● PROBLEM TO WORK ON: For every line in the records below that holds "Standard", make a copy.
RECORDS FOR THE EXERCISE Start Marker
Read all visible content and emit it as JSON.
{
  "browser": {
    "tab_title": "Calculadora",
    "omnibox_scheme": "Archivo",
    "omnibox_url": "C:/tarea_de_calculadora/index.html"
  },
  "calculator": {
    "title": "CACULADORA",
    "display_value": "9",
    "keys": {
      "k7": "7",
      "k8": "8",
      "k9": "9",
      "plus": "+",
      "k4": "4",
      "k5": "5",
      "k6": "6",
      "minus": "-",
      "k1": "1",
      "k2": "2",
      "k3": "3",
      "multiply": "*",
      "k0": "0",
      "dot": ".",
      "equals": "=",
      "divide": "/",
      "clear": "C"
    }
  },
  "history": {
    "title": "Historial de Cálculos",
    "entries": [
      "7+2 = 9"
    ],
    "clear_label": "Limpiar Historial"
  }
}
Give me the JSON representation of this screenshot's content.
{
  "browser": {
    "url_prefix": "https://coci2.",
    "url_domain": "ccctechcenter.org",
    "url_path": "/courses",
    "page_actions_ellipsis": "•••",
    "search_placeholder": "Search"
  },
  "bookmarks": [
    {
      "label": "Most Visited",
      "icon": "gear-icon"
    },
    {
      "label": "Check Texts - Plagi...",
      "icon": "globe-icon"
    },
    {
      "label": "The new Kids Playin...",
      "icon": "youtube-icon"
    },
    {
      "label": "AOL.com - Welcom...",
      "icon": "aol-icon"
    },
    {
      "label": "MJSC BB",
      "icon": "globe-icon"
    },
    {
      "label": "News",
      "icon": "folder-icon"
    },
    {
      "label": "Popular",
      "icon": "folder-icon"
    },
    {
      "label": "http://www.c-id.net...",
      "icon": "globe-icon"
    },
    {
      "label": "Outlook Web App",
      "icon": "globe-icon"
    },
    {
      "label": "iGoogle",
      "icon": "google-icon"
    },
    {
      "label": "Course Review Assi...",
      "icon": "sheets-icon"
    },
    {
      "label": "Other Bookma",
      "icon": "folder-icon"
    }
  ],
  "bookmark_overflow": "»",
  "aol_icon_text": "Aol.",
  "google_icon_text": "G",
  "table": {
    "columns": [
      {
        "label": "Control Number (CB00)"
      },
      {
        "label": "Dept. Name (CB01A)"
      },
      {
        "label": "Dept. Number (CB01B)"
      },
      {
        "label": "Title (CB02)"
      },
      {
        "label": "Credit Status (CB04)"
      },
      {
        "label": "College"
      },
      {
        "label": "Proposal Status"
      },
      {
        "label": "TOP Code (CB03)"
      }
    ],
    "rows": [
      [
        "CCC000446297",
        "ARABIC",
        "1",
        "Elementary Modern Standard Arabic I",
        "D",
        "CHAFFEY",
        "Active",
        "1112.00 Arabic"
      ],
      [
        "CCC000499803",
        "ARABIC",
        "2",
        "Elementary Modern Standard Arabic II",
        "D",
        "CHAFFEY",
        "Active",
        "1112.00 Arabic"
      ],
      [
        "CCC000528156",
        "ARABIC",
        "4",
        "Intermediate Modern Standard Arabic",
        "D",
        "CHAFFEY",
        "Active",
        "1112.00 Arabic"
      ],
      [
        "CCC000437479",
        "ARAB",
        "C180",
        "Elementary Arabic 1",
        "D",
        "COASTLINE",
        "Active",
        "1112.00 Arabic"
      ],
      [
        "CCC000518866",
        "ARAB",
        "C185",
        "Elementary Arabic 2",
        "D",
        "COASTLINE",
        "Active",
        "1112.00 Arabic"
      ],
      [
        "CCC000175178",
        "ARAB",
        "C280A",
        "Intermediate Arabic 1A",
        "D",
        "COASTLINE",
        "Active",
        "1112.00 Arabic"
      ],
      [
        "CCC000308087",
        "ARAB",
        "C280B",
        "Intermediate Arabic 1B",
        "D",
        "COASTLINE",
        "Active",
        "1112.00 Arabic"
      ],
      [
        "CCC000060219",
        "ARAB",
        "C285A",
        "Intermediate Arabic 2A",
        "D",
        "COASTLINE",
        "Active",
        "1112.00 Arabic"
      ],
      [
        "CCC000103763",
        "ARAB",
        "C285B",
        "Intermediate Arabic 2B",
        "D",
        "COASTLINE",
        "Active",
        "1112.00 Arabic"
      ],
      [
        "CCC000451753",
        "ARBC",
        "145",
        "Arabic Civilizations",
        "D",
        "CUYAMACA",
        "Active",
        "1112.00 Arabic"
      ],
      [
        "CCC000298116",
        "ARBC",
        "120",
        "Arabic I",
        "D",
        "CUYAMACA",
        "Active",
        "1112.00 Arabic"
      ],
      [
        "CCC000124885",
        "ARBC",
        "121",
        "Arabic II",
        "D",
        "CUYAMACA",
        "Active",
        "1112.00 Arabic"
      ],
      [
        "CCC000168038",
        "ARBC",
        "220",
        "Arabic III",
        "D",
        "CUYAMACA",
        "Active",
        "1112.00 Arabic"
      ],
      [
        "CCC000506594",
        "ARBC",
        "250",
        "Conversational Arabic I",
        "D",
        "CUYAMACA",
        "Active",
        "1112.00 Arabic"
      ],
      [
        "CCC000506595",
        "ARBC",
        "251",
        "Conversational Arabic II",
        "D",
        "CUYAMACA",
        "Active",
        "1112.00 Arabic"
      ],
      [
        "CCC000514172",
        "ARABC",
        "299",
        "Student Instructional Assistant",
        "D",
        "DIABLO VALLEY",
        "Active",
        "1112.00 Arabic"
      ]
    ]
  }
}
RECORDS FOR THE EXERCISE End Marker
● ANSWER TO THE PROBLEM:
        "Elementary Modern Standard Arabic I",
        "Elementary Modern Standard Arabic II",
        "Intermediate Modern Standard Arabic",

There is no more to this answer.